- **The task**: If a line of the data below holds the word "icon", list it.
---------------
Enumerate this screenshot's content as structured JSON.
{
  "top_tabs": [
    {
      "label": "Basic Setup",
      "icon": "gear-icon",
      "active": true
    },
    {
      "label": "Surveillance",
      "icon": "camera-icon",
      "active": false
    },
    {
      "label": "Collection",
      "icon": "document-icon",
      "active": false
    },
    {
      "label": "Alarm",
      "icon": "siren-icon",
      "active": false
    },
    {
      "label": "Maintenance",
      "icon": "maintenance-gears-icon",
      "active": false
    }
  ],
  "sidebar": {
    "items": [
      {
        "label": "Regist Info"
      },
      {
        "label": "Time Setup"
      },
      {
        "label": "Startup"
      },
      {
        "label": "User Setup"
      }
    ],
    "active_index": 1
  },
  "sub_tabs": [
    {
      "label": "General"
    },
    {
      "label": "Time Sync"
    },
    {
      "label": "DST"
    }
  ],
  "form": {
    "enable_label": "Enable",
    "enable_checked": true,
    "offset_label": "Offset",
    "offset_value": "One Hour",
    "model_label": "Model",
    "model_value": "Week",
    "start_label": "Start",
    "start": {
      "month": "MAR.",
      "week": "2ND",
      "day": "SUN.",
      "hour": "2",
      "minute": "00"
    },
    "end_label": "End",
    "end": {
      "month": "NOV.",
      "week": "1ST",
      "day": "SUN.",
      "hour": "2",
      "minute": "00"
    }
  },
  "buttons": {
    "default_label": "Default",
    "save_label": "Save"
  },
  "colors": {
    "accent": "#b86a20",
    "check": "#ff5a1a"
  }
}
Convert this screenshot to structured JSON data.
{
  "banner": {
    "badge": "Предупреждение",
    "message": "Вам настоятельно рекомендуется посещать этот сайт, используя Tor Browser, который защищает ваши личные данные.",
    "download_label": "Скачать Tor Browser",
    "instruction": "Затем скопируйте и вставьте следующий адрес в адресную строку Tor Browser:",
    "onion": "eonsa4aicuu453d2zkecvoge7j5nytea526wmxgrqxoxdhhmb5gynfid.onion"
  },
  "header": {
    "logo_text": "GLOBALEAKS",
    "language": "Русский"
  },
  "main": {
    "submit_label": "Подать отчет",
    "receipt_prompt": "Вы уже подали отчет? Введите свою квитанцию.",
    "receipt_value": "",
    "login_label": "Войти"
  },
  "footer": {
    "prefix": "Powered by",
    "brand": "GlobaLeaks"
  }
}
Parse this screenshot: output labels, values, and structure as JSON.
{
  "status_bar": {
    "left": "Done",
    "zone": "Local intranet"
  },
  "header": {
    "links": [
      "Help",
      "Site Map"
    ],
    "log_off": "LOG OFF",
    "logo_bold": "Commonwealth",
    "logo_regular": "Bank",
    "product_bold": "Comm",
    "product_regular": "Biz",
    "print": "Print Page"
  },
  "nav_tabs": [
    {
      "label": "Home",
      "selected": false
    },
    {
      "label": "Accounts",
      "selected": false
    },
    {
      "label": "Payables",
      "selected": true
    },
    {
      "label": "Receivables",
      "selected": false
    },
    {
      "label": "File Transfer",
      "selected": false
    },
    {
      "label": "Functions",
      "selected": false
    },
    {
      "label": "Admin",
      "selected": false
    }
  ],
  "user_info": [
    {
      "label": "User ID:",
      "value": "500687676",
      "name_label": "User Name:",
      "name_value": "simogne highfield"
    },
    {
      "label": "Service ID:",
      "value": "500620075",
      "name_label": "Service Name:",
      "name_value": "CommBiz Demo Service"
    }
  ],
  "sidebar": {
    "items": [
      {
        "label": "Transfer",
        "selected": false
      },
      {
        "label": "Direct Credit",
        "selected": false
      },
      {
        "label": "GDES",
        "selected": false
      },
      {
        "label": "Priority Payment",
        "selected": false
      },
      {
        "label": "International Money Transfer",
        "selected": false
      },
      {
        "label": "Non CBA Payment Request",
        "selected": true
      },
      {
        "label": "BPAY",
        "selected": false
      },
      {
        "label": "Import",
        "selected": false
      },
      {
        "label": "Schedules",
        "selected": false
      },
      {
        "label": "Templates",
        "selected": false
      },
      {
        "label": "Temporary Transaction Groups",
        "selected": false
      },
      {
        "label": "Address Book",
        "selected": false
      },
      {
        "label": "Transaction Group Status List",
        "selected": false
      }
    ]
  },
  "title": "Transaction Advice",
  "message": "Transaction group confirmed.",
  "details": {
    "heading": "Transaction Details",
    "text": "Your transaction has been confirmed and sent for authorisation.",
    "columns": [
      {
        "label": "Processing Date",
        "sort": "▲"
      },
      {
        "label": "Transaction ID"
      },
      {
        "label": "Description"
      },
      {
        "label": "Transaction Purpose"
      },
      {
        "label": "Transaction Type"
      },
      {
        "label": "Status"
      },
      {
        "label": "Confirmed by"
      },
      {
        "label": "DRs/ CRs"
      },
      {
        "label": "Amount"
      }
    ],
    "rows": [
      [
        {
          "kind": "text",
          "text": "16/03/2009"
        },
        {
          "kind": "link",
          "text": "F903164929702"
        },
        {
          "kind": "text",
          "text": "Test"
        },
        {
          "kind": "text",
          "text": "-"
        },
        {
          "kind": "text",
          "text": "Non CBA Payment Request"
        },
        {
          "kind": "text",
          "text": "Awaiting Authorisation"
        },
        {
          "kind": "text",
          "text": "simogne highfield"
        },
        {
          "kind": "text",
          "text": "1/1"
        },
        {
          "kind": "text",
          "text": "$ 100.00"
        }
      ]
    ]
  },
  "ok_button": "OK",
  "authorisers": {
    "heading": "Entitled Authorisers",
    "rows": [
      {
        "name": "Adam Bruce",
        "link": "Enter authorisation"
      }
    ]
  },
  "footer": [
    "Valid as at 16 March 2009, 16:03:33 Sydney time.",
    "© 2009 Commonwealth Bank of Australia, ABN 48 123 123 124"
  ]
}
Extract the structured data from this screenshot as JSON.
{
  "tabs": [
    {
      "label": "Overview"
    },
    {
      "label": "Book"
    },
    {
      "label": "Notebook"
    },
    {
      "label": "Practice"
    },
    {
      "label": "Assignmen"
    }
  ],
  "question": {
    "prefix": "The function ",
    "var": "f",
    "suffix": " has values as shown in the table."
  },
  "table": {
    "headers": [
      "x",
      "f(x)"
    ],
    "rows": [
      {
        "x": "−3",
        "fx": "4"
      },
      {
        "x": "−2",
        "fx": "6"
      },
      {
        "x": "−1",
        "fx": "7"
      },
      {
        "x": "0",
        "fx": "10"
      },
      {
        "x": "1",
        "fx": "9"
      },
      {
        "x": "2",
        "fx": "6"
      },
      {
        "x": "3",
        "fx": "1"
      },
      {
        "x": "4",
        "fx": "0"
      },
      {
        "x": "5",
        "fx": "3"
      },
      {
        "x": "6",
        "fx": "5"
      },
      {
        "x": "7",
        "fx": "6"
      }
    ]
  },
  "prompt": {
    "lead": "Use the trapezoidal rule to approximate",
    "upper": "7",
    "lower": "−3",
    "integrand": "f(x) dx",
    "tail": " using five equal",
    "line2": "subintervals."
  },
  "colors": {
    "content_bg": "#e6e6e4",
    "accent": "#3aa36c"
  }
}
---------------
- **Reply**:
      "icon": "gear-icon",
      "icon": "camera-icon",
      "icon": "document-icon",
      "icon": "siren-icon",
      "icon": "maintenance-gears-icon",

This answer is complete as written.